Page and application data records:
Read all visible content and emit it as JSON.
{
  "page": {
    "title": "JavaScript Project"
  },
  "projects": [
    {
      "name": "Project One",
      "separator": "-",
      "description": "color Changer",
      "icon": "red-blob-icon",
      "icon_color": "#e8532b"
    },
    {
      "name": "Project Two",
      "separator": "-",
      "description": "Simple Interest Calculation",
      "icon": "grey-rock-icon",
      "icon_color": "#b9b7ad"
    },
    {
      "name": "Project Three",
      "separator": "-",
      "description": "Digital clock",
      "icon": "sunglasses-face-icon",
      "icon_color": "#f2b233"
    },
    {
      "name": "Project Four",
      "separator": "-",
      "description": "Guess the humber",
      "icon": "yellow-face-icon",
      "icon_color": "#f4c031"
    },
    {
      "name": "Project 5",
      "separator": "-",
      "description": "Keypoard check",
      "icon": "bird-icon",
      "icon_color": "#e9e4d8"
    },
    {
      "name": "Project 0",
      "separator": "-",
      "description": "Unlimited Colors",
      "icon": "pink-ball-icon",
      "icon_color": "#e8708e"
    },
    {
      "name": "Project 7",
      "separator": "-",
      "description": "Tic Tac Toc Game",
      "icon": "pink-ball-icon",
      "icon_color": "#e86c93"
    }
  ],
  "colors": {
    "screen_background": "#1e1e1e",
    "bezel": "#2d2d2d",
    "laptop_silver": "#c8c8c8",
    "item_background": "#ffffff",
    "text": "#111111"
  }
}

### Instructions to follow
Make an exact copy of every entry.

### Result for this exercise
Read all visible content and emit it as JSON.
{
  "page": {
    "title": "JavaScript Project"
  },
  "projects": [
    {
      "name": "Project One",
      "separator": "-",
      "description": "color Changer",
      "icon": "red-blob-icon",
      "icon_color": "#e8532b"
    },
    {
      "name": "Project Two",
      "separator": "-",
      "description": "Simple Interest Calculation",
      "icon": "grey-rock-icon",
      "icon_color": "#b9b7ad"
    },
    {
      "name": "Project Three",
      "separator": "-",
      "description": "Digital clock",
      "icon": "sunglasses-face-icon",
      "icon_color": "#f2b233"
    },
    {
      "name": "Project Four",
      "separator": "-",
      "description": "Guess the humber",
      "icon": "yellow-face-icon",
      "icon_color": "#f4c031"
    },
    {
      "name": "Project 5",
      "separator": "-",
      "description": "Keypoard check",
      "icon": "bird-icon",
      "icon_color": "#e9e4d8"
    },
    {
      "name": "Project 0",
      "separator": "-",
      "description": "Unlimited Colors",
      "icon": "pink-ball-icon",
      "icon_color": "#e8708e"
    },
    {
      "name": "Project 7",
      "separator": "-",
      "description": "Tic Tac Toc Game",
      "icon": "pink-ball-icon",
      "icon_color": "#e86c93"
    }
  ],
  "colors": {
    "screen_background": "#1e1e1e",
    "bezel": "#2d2d2d",
    "laptop_silver": "#c8c8c8",
    "item_background": "#ffffff",
    "text": "#111111"
  }
}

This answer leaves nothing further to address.